Yet she knows her name – and Nancy’s voice. “She can have her back to me. I’ll call her and she will turn around immediately. That’s pretty cool. We do get along famously.”

Not that Nancy is superstitious … but she has a pre-show tradition that neither she, Wink, David or Joe want to break. “I always give Salsa her own show bath before I show her,” she said. “I take her blonding shampoo, conditioner. I just get right in and do it.” vNancy and the mare they called Pepper at home made their debut in the Owner/Amateur Two-Year-Old Mares and Geldings Specialty class at Jackson, Miss. Then they showed at Columbia, Bethesda, Belfast – all blues. Trainer Joe Cotten stepped into the irons the first Saturday night of the Celebration to walk off with the Two-Year-Old Mare title, the first of her four world championships.

“He has not wanted to show her since,” Nancy said. “He says if she gets beat, he does not want to be the one on her. Being undefeated was something we never would have dreamed of when she started out at two.”

Salsa responds to Nancy’s talking to her in the show ring. “Sometime when we reverse, I’ll say ‘OK, now is the time to do your thing.’ I know after we won at the Celebration and were standing down there ready to make a victory pass, I circled around the top turn and said “OK, now is the time to do your thing. She took on a whole new bloom about her – raised up and did even more.”

There really is a lot more to the popular Texas gal than horses. She married Wink Groover when he had a well-established Tennessee business in June 1985.

“Everyone thought it might last a year. They didn’t know I’m as hardheaded as he is,” Nancy said. “We lived in the little farm house on Bell Buckle Road and it was great! We were together every day. I spent time doing something at the barn practically every day, although I didn’t get to do much riding up there.” Wink had heart surgery in 1992 and a heart attack the following year. v “We hung with it another year but were ready to do something else – to get out of the grind of running a big barn. Winky came and took over in 1994,” she said.

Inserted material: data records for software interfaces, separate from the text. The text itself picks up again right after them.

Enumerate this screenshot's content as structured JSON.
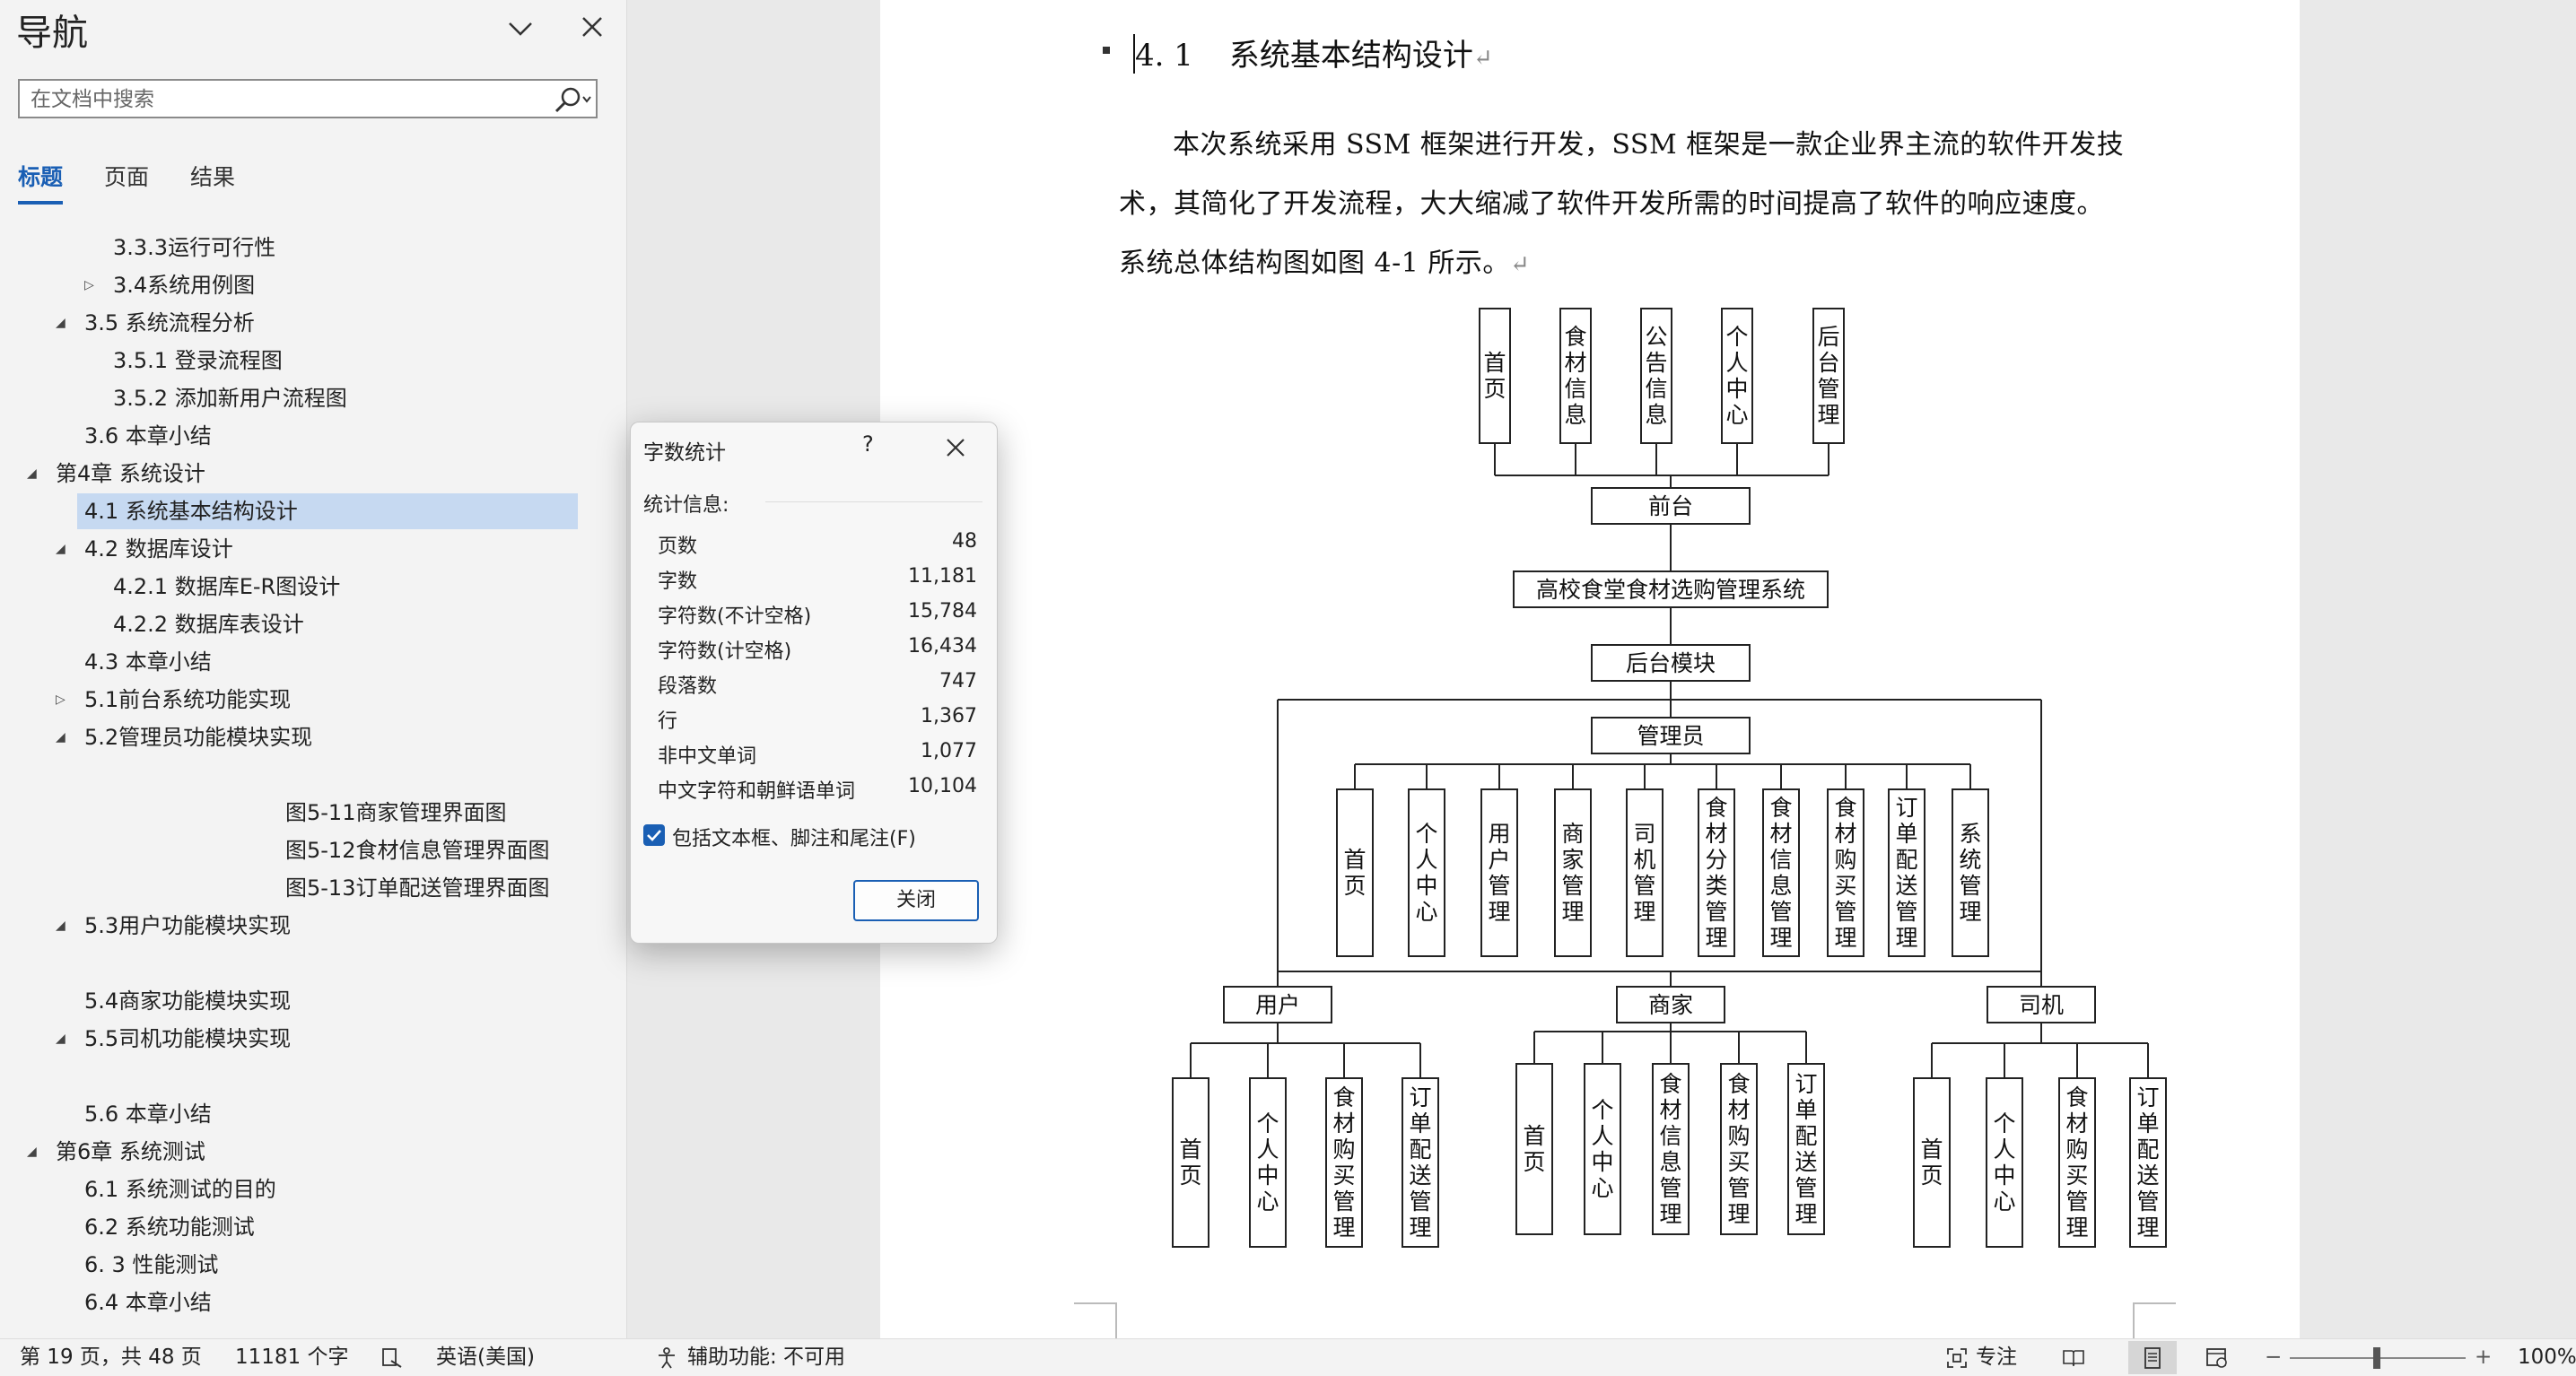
{
  "nav": {
    "title": "导航",
    "search_placeholder": "在文档中搜索",
    "tabs": [
      "标题",
      "页面",
      "结果"
    ],
    "outline": [
      {
        "text": "3.3.3运行可行性"
      },
      {
        "text": "3.4系统用例图"
      },
      {
        "text": "3.5 系统流程分析"
      },
      {
        "text": "3.5.1 登录流程图"
      },
      {
        "text": "3.5.2 添加新用户流程图"
      },
      {
        "text": "3.6 本章小结"
      },
      {
        "text": "第4章 系统设计"
      },
      {
        "text": "4.1 系统基本结构设计"
      },
      {
        "text": "4.2 数据库设计"
      },
      {
        "text": "4.2.1 数据库E-R图设计"
      },
      {
        "text": "4.2.2 数据库表设计"
      },
      {
        "text": "4.3 本章小结"
      },
      {
        "text": "5.1前台系统功能实现"
      },
      {
        "text": "5.2管理员功能模块实现"
      },
      {
        "text": "图5-11商家管理界面图"
      },
      {
        "text": "图5-12食材信息管理界面图"
      },
      {
        "text": "图5-13订单配送管理界面图"
      },
      {
        "text": "5.3用户功能模块实现"
      },
      {
        "text": "5.4商家功能模块实现"
      },
      {
        "text": "5.5司机功能模块实现"
      },
      {
        "text": "5.6 本章小结"
      },
      {
        "text": "第6章 系统测试"
      },
      {
        "text": "6.1 系统测试的目的"
      },
      {
        "text": "6.2 系统功能测试"
      },
      {
        "text": "6. 3 性能测试"
      },
      {
        "text": "6.4 本章小结"
      }
    ]
  },
  "doc": {
    "heading_num": "4. 1",
    "heading_text": "系统基本结构设计",
    "para_mark": "↵",
    "para_lines": [
      "本次系统采用 SSM 框架进行开发，SSM 框架是一款企业界主流的软件开发技",
      "术，其简化了开发流程，大大缩减了软件开发所需的时间提高了软件的响应速度。",
      "系统总体结构图如图 4-1 所示。"
    ],
    "diagram": {
      "front_modules": [
        "首页",
        "食材信息",
        "公告信息",
        "个人中心",
        "后台管理"
      ],
      "front": "前台",
      "system": "高校食堂食材选购管理系统",
      "backend": "后台模块",
      "admin": "管理员",
      "admin_modules": [
        "首页",
        "个人中心",
        "用户管理",
        "商家管理",
        "司机管理",
        "食材分类管理",
        "食材信息管理",
        "食材购买管理",
        "订单配送管理",
        "系统管理"
      ],
      "user": "用户",
      "user_modules": [
        "首页",
        "个人中心",
        "食材购买管理",
        "订单配送管理"
      ],
      "merchant": "商家",
      "merchant_modules": [
        "首页",
        "个人中心",
        "食材信息管理",
        "食材购买管理",
        "订单配送管理"
      ],
      "driver": "司机",
      "driver_modules": [
        "首页",
        "个人中心",
        "食材购买管理",
        "订单配送管理"
      ]
    }
  },
  "dialog": {
    "title": "字数统计",
    "help": "?",
    "section": "统计信息:",
    "stats": [
      {
        "label": "页数",
        "value": "48"
      },
      {
        "label": "字数",
        "value": "11,181"
      },
      {
        "label": "字符数(不计空格)",
        "value": "15,784"
      },
      {
        "label": "字符数(计空格)",
        "value": "16,434"
      },
      {
        "label": "段落数",
        "value": "747"
      },
      {
        "label": "行",
        "value": "1,367"
      },
      {
        "label": "非中文单词",
        "value": "1,077"
      },
      {
        "label": "中文字符和朝鲜语单词",
        "value": "10,104"
      }
    ],
    "checkbox_label": "包括文本框、脚注和尾注(F)",
    "close_label": "关闭"
  },
  "status": {
    "page": "第 19 页，共 48 页",
    "words": "11181 个字",
    "language": "英语(美国)",
    "accessibility": "辅助功能: 不可用",
    "focus": "专注",
    "zoom_minus": "−",
    "zoom_plus": "+",
    "zoom": "100%"
  }
}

“Wink decided we might as well move near my family in Texas. But we didn’t move back to Waco. When we married, my dad made Wink promise he wouldn’t bring me back,” Nancy said with a laugh. Wink brought her part way, to East Texas, about three hours from where she grew up. Until April 2002, Wink ran a public barn. v“It seemed like time to quit,” Nancy recalled, adding they have a house and barn on 12 acres. “He rides about five or six now.”

“I like babies,” she said. She especially likes Tex babies, but explained, “We did decide we wouldn’t have a big broodmare band. If we wanted a Tex horse we would go to people who bred to him. I would own them all if we could, but that’s impossible.”

They do have three mares at home and “a couple” in Tennessee including Jalapeno Popper and two Tex daughters. The Tex mares have weanling fillies, one by I’m Dumas Walker and one by Jose Jose, at their sides.

Texas Hondo, the next of the Jalapeno Popper/Tex colts, is at Landrum Stables. Wink showed him to reserve at the fall Decatur, Ala., show. A red weanling colt with a stripe on his face roams the Texas pasture. Born the week after Nancy’s dad died, they named him John B. Tex. “We’re excited about him – but it will be another year,” Nancy said.

Yes, the Groovers lives have changed – but that’s not bad. Both still ride and Wink is a popular judge. Now they have time to enjoy traveling. “We’ve been to Aspen, a place I’d never visited. And Wink likes to go out west, so we spent a week out there. Then I met a cousin from California in New York for a girls’ week.”

Yet their first love remains one another – and the horses. What will next year bring? Nancy and Salsa could show under 15.2; perhaps she will be up on Hondo.

As for their trophies and ribbons: Nancy has a cubby hole in her kitchen stuffed with ribbons, primarily Salsa’s. “I’m not very good at putting them up, she said. “I’m not one of that kind of organized people.”

The Groover home may not be suitable for a trophy and ribbon room. Instead of ribbons, Nancy surrounds herself with pictures of Salsa, Tex, Wink and others important in her life. She can never forget.